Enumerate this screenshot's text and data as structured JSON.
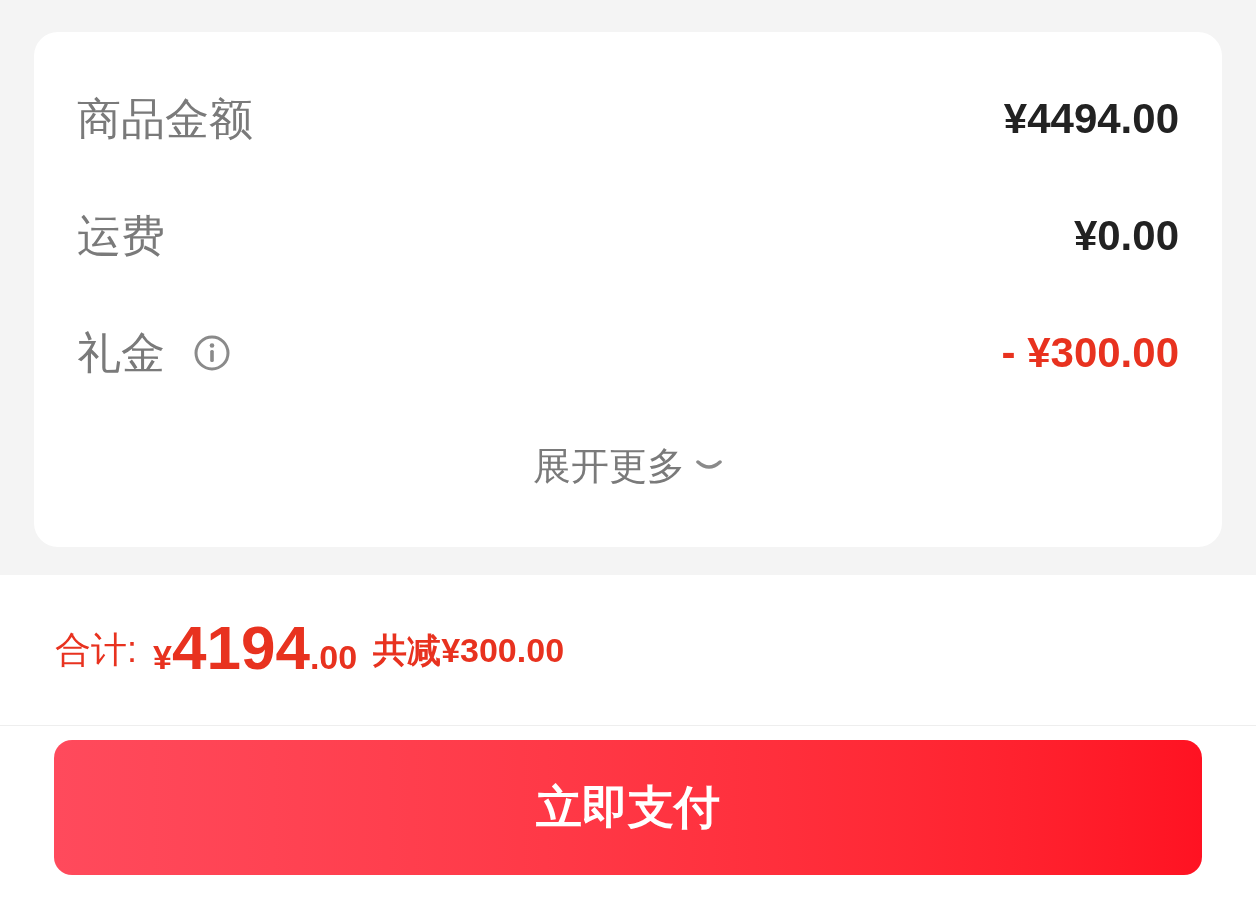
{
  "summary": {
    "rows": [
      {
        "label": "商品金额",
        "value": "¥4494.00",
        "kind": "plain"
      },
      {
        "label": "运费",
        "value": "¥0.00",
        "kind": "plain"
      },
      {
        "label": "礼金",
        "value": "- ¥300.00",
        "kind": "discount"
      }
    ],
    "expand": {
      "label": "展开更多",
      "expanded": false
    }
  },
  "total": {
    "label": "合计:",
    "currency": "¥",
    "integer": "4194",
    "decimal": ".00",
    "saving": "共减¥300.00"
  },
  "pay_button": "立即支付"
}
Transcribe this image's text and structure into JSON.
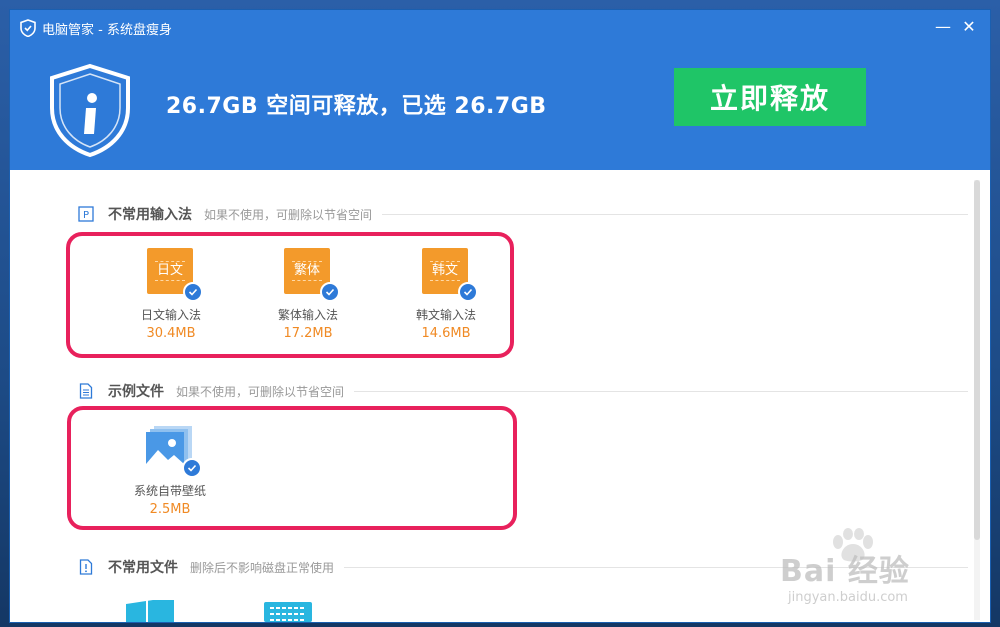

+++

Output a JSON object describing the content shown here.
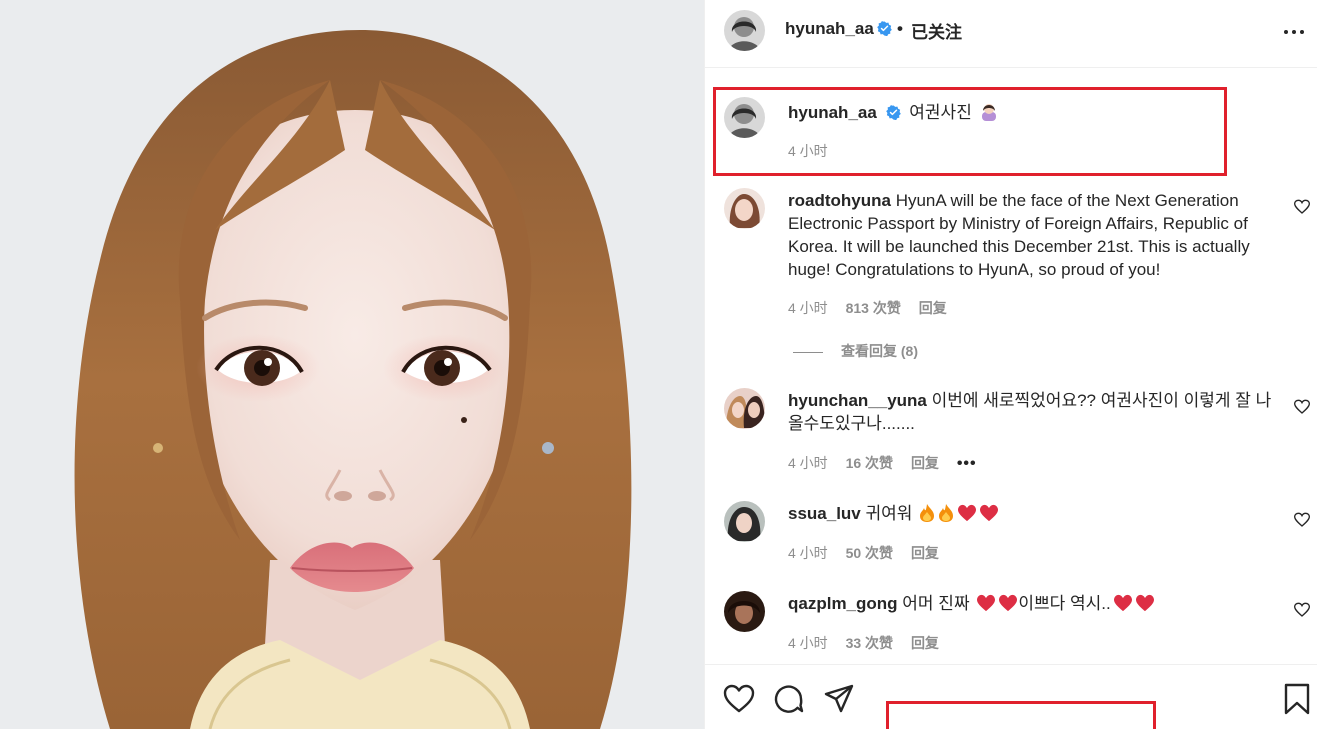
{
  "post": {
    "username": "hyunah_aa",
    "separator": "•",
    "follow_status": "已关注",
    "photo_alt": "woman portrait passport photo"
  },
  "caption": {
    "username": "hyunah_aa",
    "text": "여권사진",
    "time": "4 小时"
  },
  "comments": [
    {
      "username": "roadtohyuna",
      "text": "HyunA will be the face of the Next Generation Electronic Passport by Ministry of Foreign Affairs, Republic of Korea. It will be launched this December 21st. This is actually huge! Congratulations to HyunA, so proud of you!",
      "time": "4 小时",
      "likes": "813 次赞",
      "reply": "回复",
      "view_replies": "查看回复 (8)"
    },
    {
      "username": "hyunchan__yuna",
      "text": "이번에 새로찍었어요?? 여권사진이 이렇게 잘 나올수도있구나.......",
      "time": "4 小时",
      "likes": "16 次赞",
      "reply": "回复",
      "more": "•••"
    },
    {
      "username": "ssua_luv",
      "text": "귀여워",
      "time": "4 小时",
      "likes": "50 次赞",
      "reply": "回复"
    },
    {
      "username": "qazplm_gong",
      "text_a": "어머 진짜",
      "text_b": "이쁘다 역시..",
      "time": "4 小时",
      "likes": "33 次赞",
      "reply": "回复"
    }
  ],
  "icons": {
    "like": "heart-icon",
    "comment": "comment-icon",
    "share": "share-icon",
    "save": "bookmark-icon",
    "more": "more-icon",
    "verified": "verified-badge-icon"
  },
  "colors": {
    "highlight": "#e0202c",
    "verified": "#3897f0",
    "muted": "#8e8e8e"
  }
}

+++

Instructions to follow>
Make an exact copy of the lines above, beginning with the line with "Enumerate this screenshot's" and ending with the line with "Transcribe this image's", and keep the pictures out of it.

Output of the exercise>
Enumerate this screenshot's text and data as structured JSON.
{
  "summary": {
    "rows": [
      {
        "label": "商品金额",
        "value": "¥4494.00",
        "kind": "plain"
      },
      {
        "label": "运费",
        "value": "¥0.00",
        "kind": "plain"
      },
      {
        "label": "礼金",
        "value": "- ¥300.00",
        "kind": "discount"
      }
    ],
    "expand": {
      "label": "展开更多",
      "expanded": false
    }
  },
  "total": {
    "label": "合计:",
    "currency": "¥",
    "integer": "4194",
    "decimal": ".00",
    "saving": "共减¥300.00"
  },
  "pay_button": "立即支付"
}
Transcribe this image's text and structure into JSON.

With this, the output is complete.